Even though text-based terminals still see specialty use cases, modern general-purpose computers generally run graphical software and have a graphical user interface (GUI). This includes everything from low-end cell phones and some computer peripherals like printers, to fairly high-end servers.
I'd like for computers to be roughly on par technically with what we have today, but with user interfaces that are predominantly text-based. It's okay if these computers work with text blocks and things like that (for example, like how the IBM 5250 series of terminals worked), but except for graphically oriented work such as image editing, there should be minimal graphics.
Given that in our world, personal computers started becoming graphical pretty much as soon as they were powerful enough to run a graphical user interface at acceptable speeds, and some even earlier, how can I reasonably explain that GUIs never became mainstream?
Note that these computers need not be expert-only systems; I just want their interfaces to be predominantly text-based rather than predominantly graphical as is the case today in our world.
Also, to clarify, since there seems to be widespread confusion about this: Lack of a graphical user interface does not imply a lack of graphical capability.

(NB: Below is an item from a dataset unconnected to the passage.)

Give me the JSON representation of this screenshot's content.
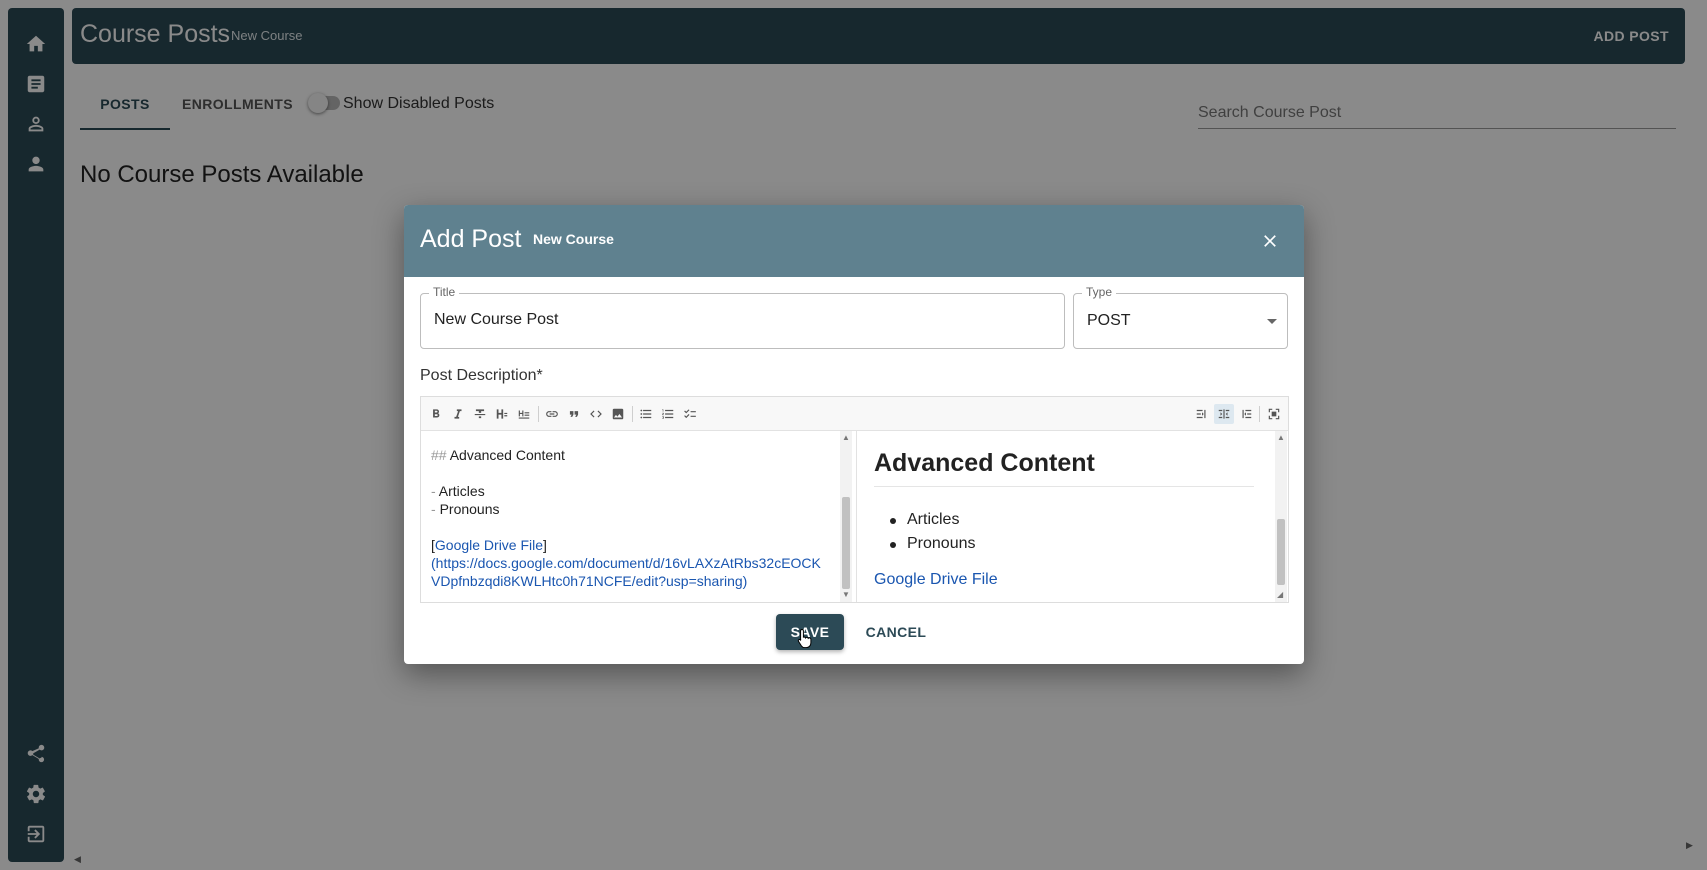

Take the original IBM PC model 5150 as an example; with the exception of those equipped only with a MDA graphics card, the software running on those often used text-based data entry with graphical visualization modes (what we in modern terms might call more or less accurate "print preview"). For example, something similar to the early versions of Microsoft Word for DOS or how early versions of Lotus 1-2-3 used different graphics cards and monitors to display data and graphs. Instead of thinking "no graphics at all", think "graphics only as add-ons to text, rather than as a primary user interaction element".
And since lots of answers imply that the only alternatives are pure command-line based interfaces and GUIs, let me remind you of tools like Norton Commander. I used Norton Commander back in the late 1980s and early 1990s, and still use look-alikes such as Midnight Commander to this day, and can guarantee that those can provide a perfectly useful environment for file management and launching applications that do not in any way depend on more than a text console. There is even a general term for these; Text-based User Interface, or TUI.